Mrs. Harrison came to Fort Worth at the age of four and was a member of the North Fort Worth Baptist Church for 67 years, so I will give her the benefit of the doubt. Besides, her recipe won her $500, which back in the day was a huge chunk of cash. In her own words, this is her recount:
"Yes, the $500 Pecan Pie...The Star Telegram used to bring a Mrs. Chitwood from Chicago to hold a cooking school in Fort Worth. The second year she was there---now I was not quite eighteen---I dreamed one night of a pecan pie. The next day over there I said, 'Mrs. Chitwood, have you ever made a pecan pie?' and she said there wasn't any such thing! Well, I told her I'd dreamed of one. She just brushed me off, and so I thought, 'Well, by gollies, I don't know how, but I'm gonna mess up something making a pecan pie.' So I just made a sorghum syrup pie and put a cup of pecans in it, and it was good. I took a piece of pie over to Mrs. Chitwood the next day, and I said, 'I want you to know that after dreaming of a pecan pie, I went home and made one." She told me it was delicious and asked me how I made it."Now there are certainly enough clues here to go back and determine what dates Velma would have been talking about. According to the book, she moved to Fort Worth at age 4 and at the time of writing (1974) had lived there 75 years, which means she moved to Fort Worth in 1899, she would have been 18 in 1913. According to some sources, there's no known written recipe for Pecan Pie before 1925. I know my math's good, but the rest of the story would have to be verified before this could be recorded as fact.

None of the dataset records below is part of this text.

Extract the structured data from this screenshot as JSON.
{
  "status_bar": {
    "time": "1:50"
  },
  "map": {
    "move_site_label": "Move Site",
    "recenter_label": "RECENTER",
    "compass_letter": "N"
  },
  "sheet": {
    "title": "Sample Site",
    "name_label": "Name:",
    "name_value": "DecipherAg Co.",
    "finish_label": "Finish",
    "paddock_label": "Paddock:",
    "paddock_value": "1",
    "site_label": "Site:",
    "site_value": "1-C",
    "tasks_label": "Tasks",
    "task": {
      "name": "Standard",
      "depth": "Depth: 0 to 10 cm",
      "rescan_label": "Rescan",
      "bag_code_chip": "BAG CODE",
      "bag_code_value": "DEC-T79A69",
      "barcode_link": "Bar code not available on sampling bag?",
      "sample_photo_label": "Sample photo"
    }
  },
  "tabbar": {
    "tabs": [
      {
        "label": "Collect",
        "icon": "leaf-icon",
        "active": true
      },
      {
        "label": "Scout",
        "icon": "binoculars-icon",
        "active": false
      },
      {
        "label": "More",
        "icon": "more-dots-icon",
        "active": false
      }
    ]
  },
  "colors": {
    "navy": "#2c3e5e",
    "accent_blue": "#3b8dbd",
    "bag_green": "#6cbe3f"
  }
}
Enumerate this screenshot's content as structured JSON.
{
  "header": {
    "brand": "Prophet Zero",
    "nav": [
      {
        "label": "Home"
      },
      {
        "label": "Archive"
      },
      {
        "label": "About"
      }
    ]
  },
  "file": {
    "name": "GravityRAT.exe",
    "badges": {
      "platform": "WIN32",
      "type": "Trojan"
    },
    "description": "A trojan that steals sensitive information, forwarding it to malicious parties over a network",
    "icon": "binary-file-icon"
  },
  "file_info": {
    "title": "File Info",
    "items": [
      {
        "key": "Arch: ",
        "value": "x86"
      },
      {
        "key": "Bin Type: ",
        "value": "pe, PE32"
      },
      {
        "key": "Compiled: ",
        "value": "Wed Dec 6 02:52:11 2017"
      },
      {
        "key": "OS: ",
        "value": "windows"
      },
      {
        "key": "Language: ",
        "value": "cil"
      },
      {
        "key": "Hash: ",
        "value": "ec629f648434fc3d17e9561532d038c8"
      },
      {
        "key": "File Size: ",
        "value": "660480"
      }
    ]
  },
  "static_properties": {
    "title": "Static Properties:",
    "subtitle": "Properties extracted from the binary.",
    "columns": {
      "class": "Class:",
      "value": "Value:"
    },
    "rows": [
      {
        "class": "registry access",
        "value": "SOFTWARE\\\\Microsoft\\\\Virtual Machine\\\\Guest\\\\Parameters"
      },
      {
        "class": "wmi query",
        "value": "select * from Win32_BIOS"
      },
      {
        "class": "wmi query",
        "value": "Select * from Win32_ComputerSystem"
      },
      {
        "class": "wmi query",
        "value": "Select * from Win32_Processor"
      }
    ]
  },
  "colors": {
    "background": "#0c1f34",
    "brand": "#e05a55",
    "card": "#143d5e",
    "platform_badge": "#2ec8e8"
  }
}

"After I gave her the recipe of what I did, she said, 'Well, let's put this down and I'm going to send it to Washington. Do you mind? We'll name it the Texas Pecan Pie.' So she sent it to Washington and it was about 5 days, a telephone call come and following the telephone call a check for $500 to me for the pecan pie recipe."
For instance, who sent her the $500 from Washington? Wouldn't there be some record of this - $500 is a very generous prize for that time, maybe there's more record of this? Ida Chitwood was a person of note in Dallas' food history - in the 1930's she ran a cooking school, published cook books for area flour mills (under the name of Southern Laboratory Kitchens), and performed cooking demonstrations at the Old Mill Inn down in Fair Park. I can't find any information about her from Chicago, however, and her Centennial Cook Book (1936) does not include Ms. Harrison's Texas Pecan Pie recipe.
But by God I believe that good church-going lady. I'm going to keep checking newspaper archives.